Cadillac was an innovative company, having established a reputation for the precision manufacture of high-quality motor cars and the introduction of the innovative electric starting and lighting systems in 1912. They pushed the technology further with the first mass-produced V8 engine in 1915. The engine was designed by D. McCall White, a Scottish-born engineer, featuring a new L-head engine using two cast-iron blocks with integral heads, mounted on a common crankcase of aluminum and copper alloy. The cylinder banks were placed directly opposite to each other and it employed Cadillac founder Henry Leland's preferred fork-and-blade connecting rods.
The Type 51 of 1915 introduced Cadillac's first left-hand drive car. Its chassis design was similar to the prior four-cylinder models, with a platform-type, leaf-sprung rear suspension.
From 1915 to 1918, Cadillac improved upon its V8 engine with a new manifold design and lighter pistons. The chassis also received updates, as it was strengthened and lengthened making it more comfortable and accommodating for its occupants.
The 1922 Cadillac models were dubbed the Type 61 and were available in 12 body styles on a single 132-inch wheelbase. There were few changes from the Type 59 and 60 models of 1920 and 1921, such as a higher radiator and raised hood shoulders on the Type 61. It even had aluminum, lightweight hood and a lowered center of gravity while keeping the same ground clearance as before by using smaller diameter wheels.

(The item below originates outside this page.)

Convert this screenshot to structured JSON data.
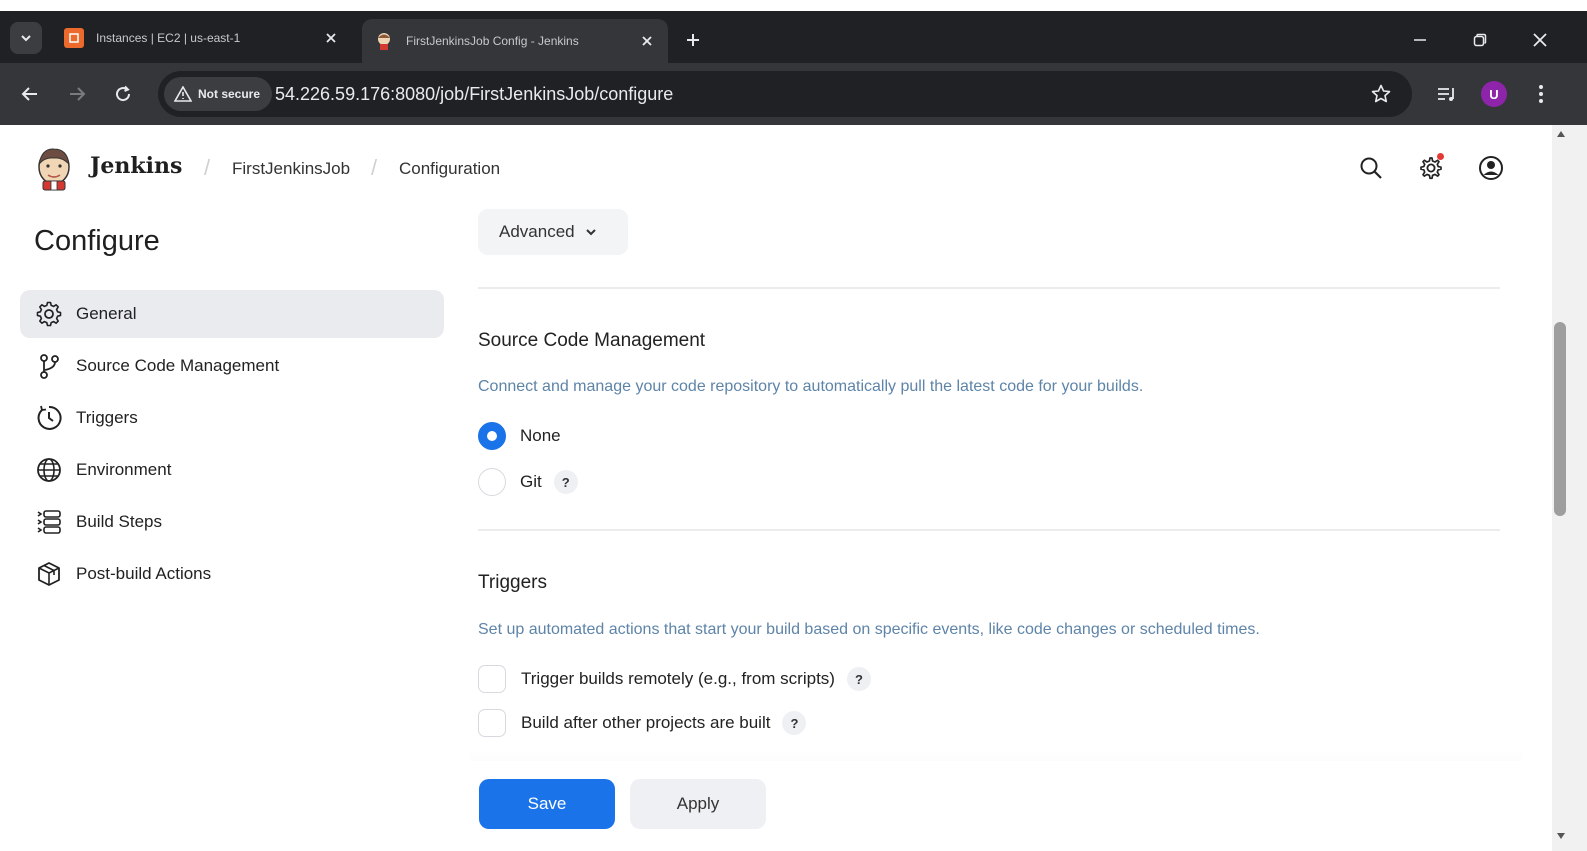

Cadillac introduced the Type 61 in September of 1921 and it would remain in production through the 1923 model year, with production totals of about 41,000 units. By Daniel Vaughan | Oct 2009